ABOUT THIS TASK: Each record has to be repeated exactly as given.

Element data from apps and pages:
* * *

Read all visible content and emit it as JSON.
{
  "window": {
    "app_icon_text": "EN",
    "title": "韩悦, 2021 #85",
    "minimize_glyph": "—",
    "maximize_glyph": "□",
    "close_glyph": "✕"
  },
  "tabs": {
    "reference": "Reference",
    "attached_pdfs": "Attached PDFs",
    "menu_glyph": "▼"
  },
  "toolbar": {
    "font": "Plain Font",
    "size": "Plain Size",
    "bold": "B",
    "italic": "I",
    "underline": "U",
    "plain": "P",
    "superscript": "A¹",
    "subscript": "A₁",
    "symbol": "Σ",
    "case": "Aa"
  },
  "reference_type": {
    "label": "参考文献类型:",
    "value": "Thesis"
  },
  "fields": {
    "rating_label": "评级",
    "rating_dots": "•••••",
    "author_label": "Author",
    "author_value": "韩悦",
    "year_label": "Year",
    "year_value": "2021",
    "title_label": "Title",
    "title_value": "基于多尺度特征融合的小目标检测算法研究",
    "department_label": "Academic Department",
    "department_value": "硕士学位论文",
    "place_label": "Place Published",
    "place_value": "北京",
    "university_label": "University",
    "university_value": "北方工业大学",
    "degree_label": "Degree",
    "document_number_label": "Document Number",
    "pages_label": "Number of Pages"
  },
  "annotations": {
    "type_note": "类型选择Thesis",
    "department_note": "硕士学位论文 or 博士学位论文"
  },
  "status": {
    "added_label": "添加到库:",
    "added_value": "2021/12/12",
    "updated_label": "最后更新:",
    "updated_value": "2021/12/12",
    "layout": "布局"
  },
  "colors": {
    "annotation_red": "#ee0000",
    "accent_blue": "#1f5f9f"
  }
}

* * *

WORKED SOLUTION:
Read all visible content and emit it as JSON.
{
  "window": {
    "app_icon_text": "EN",
    "title": "韩悦, 2021 #85",
    "minimize_glyph": "—",
    "maximize_glyph": "□",
    "close_glyph": "✕"
  },
  "tabs": {
    "reference": "Reference",
    "attached_pdfs": "Attached PDFs",
    "menu_glyph": "▼"
  },
  "toolbar": {
    "font": "Plain Font",
    "size": "Plain Size",
    "bold": "B",
    "italic": "I",
    "underline": "U",
    "plain": "P",
    "superscript": "A¹",
    "subscript": "A₁",
    "symbol": "Σ",
    "case": "Aa"
  },
  "reference_type": {
    "label": "参考文献类型:",
    "value": "Thesis"
  },
  "fields": {
    "rating_label": "评级",
    "rating_dots": "•••••",
    "author_label": "Author",
    "author_value": "韩悦",
    "year_label": "Year",
    "year_value": "2021",
    "title_label": "Title",
    "title_value": "基于多尺度特征融合的小目标检测算法研究",
    "department_label": "Academic Department",
    "department_value": "硕士学位论文",
    "place_label": "Place Published",
    "place_value": "北京",
    "university_label": "University",
    "university_value": "北方工业大学",
    "degree_label": "Degree",
    "document_number_label": "Document Number",
    "pages_label": "Number of Pages"
  },
  "annotations": {
    "type_note": "类型选择Thesis",
    "department_note": "硕士学位论文 or 博士学位论文"
  },
  "status": {
    "added_label": "添加到库:",
    "added_value": "2021/12/12",
    "updated_label": "最后更新:",
    "updated_value": "2021/12/12",
    "layout": "布局"
  },
  "colors": {
    "annotation_red": "#ee0000",
    "accent_blue": "#1f5f9f"
  }
}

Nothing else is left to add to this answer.